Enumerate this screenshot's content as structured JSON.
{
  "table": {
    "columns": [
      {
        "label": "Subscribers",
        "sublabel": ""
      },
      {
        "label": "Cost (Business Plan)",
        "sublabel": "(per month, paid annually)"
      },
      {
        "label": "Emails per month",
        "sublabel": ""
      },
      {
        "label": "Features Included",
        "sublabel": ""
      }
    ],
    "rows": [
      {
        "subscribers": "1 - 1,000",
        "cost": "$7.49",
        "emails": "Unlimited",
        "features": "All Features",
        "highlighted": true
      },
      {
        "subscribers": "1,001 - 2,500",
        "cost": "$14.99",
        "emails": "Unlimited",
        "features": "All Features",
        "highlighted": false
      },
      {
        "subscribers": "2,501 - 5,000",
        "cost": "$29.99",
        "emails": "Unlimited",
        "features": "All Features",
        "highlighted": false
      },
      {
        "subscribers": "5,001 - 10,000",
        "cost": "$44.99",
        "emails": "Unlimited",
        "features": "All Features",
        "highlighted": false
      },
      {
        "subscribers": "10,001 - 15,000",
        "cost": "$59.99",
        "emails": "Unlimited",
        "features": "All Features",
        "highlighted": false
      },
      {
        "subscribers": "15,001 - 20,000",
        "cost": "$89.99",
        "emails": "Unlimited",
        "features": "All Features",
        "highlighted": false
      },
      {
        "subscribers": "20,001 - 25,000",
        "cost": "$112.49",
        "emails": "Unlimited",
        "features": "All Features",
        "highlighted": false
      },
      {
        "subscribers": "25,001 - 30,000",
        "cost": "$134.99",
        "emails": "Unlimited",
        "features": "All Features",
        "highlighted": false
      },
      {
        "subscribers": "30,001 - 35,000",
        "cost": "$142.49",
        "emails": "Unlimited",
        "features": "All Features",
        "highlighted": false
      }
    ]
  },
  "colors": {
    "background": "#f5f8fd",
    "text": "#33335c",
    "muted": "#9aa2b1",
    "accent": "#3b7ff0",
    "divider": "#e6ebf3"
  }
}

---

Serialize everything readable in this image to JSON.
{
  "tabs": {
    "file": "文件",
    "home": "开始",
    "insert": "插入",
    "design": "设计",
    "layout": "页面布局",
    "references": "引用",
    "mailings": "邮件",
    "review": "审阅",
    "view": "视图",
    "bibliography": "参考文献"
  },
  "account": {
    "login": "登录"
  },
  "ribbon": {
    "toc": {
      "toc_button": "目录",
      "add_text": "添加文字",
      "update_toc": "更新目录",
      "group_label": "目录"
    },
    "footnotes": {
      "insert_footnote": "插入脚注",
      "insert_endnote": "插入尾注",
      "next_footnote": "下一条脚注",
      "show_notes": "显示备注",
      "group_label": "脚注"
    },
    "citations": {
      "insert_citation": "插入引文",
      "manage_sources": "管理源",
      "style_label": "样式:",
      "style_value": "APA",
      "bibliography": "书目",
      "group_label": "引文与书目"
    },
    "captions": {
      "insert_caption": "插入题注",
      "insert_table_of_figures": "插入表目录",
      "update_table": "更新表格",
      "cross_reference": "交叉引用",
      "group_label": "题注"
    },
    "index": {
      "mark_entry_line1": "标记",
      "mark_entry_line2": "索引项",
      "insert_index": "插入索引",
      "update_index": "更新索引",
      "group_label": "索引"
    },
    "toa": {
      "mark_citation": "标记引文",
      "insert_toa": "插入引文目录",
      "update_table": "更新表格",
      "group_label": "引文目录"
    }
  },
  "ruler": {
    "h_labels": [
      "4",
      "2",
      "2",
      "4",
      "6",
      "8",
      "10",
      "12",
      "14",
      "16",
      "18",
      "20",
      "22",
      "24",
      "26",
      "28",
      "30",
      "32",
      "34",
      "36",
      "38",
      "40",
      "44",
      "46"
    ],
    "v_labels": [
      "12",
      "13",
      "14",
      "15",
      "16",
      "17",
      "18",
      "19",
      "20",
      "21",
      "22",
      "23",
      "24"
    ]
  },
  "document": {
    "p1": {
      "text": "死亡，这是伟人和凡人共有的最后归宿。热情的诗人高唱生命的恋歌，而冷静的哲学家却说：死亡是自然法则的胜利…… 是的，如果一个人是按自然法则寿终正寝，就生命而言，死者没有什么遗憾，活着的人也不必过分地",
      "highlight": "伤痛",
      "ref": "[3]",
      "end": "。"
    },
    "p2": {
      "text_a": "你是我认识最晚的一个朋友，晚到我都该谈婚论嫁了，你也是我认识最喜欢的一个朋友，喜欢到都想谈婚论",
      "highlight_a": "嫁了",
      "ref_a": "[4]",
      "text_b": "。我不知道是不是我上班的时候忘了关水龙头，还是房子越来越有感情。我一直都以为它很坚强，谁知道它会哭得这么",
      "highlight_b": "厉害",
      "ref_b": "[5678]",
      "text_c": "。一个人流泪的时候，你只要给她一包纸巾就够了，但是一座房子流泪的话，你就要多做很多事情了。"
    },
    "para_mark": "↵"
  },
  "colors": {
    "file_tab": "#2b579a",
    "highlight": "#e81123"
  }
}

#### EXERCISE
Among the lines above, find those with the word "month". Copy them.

#### ANSWER SPACE
        "sublabel": "(per month, paid annually)"
        "label": "Emails per month",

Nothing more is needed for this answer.